This isn’t the first time Microsoft has made a play in this space. It bought Softomotive, an RPA software provider, in 2020 for an undisclosed sum to boost the low-code bot-building capabilities of Power Automate, formerly Microsoft Flow. Power Automate is an online tool within Microsoft 365 used for the creation of automated workflows between apps and services to synchronize files, get notifications, and collect data.
If anyone had any doubts about the importance of the process automation space, this should be enough to convince them. Microsoft has deep pockets for technology that it doesn’t have itself and this is clearly one of those spaces. Expect a lot more here in the coming months and years as the market for process mining develops into what Polaris Market Research suggests will be an $11 billion industry.
Asana Research Shows Hybrid Workers Are Suffering
Conducted by Global Web Index (GWI) on behalf of Asana, the Index surveyed the behaviors and attitudes of 10,624 knowledge workers across Australia, France, Germany, Japan, Singapore, the UK and the U.S. to understand what’s working — and what’s not — in the new era of organizational agility.
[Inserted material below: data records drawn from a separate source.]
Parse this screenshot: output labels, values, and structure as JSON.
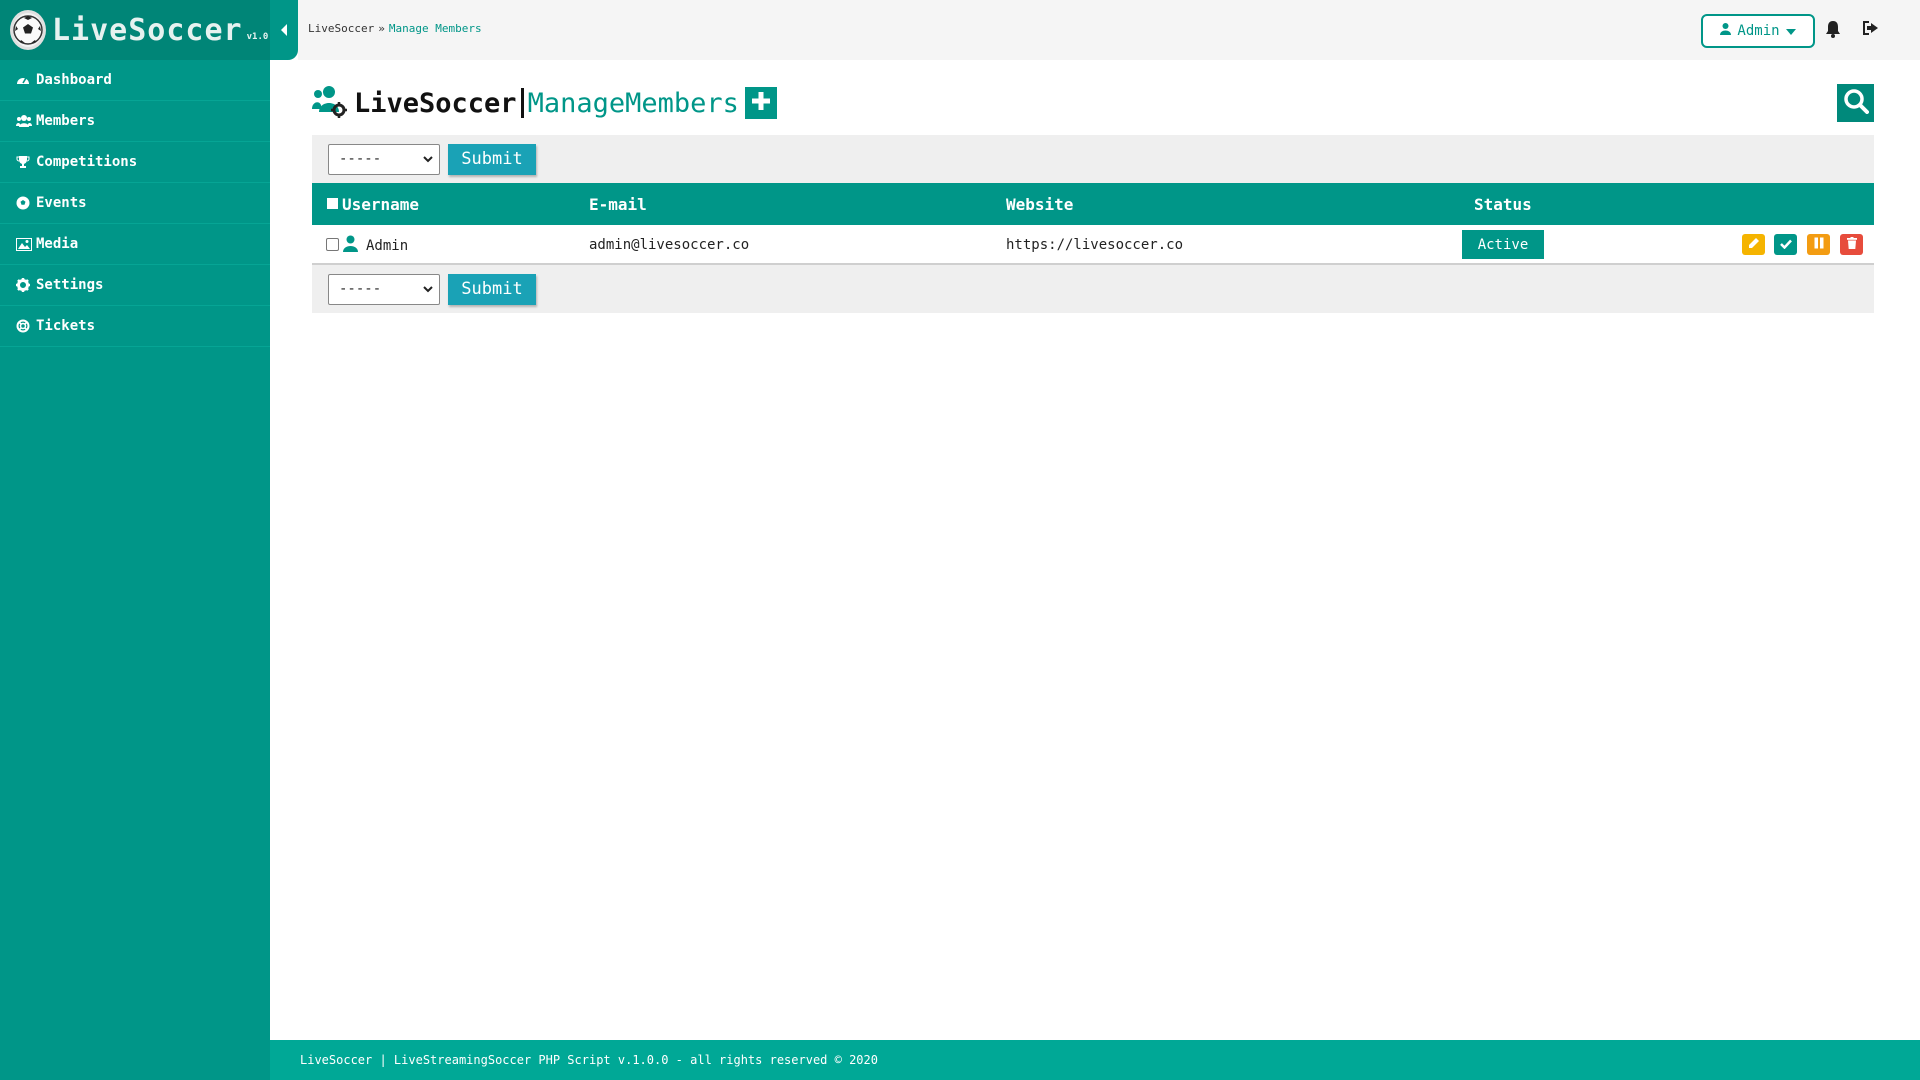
{
  "brand": {
    "name": "LiveSoccer",
    "version": "v1.0.0",
    "accent": "#009688"
  },
  "sidebar": {
    "items": [
      {
        "label": "Dashboard",
        "icon": "dashboard-icon"
      },
      {
        "label": "Members",
        "icon": "users-icon"
      },
      {
        "label": "Competitions",
        "icon": "trophy-icon"
      },
      {
        "label": "Events",
        "icon": "soccer-ball-icon"
      },
      {
        "label": "Media",
        "icon": "image-icon"
      },
      {
        "label": "Settings",
        "icon": "gear-icon"
      },
      {
        "label": "Tickets",
        "icon": "support-icon"
      }
    ]
  },
  "topbar": {
    "breadcrumb": {
      "root": "LiveSoccer",
      "separator": "»",
      "current": "Manage Members"
    },
    "user_label": "Admin"
  },
  "page": {
    "site_title": "LiveSoccer",
    "page_title": "ManageMembers"
  },
  "bulk": {
    "selected": "-----",
    "submit_label": "Submit"
  },
  "table": {
    "headers": {
      "username": "Username",
      "email": "E-mail",
      "website": "Website",
      "status": "Status"
    },
    "rows": [
      {
        "username": "Admin",
        "email": "admin@livesoccer.co",
        "website": "https://livesoccer.co",
        "status": "Active"
      }
    ],
    "action_colors": {
      "edit": "#f5b400",
      "approve": "#009688",
      "suspend": "#f39c12",
      "delete": "#e74c3c"
    }
  },
  "footer": {
    "text": "LiveSoccer | LiveStreamingSoccer PHP Script v.1.0.0 - all rights reserved © 2020"
  }
}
The results are striking, if not surprising. The most notable finding is the many workers who said they struggled to manage their work over the year, with many reporting a considerable level of supplementary work needed to keep up with remote and hybrid models. Other notable findings include:
- Strategy and efficiency declined this year: Time spent on strategy has declined to 9% (vs. 15% in 2021).
- Working remote improved productivity but increased isolation: 50% U.S. workers said it is easier for them to concentrate while working remotely, but 43% of workers feel more isolated when working remotely.
- Hybrid work is here to stay: U.S. workers ideally want a near-equal split of time between the central office and home office.
- U.S. workers do not have a clear start / stop time: Almost two-thirds (63%) of U.S. workers are checking work email outside of working hours.
- Rise in unproductive meetings: 43% spent more time on video calls compared to 12 months ago and 60% are multitasking during virtual meetings more than they did 12 months ago
- Clearer processes = better productivity: The top thing U.S. knowledge workers said could improve their focus and productivity is clearer processes in the workplace. An estimated 5.6 hours could be saved per week.
While the results include many positive outcomes, there is also concern about the way people are working and the impact on their health and ultimately the enterprise. Between grappling with work and navigating never-ending pings and notifications, all within the context of an ongoing pandemic, burnout remains a persistent challenge for global employees.
Overall levels of burnout have decreased slightly — from 71% to 63% — but the problem is pervasive among younger workers, with 84% of Gen Z reporting burnout in the last year. While it is difficult to manage this, or to reduce the amount of digital information workers use, managers will no doubt be aware of how much it costs to replace workers in the event of a burnout, if indeed, they are replaceable.
Crestron Expands Room-Control Offering
Finally this week, Rockleigh, NJ-based Crestron Electronics, has announced the expansion of its room control portfolio with key enhancements to Crestron VC-4 Virtual Control. Crestron develops advanced control and automation systems for the office, campus and home, and offers integrated solutions to monitor, manage, and control the multiple elements which comprise the physical meeting place, including audio, video, lighting, shades and climate.
VC-4 gives enterprise IT managers a broader range of choices for their in-room control platform, providing a scalable software control platform while maintaining support for existing hardware-based solutions. With VC-4, IT can design and configure a room’s UC, AV and control solutions, save those configurations, and then automate them in what the company promises will be a fraction of the time.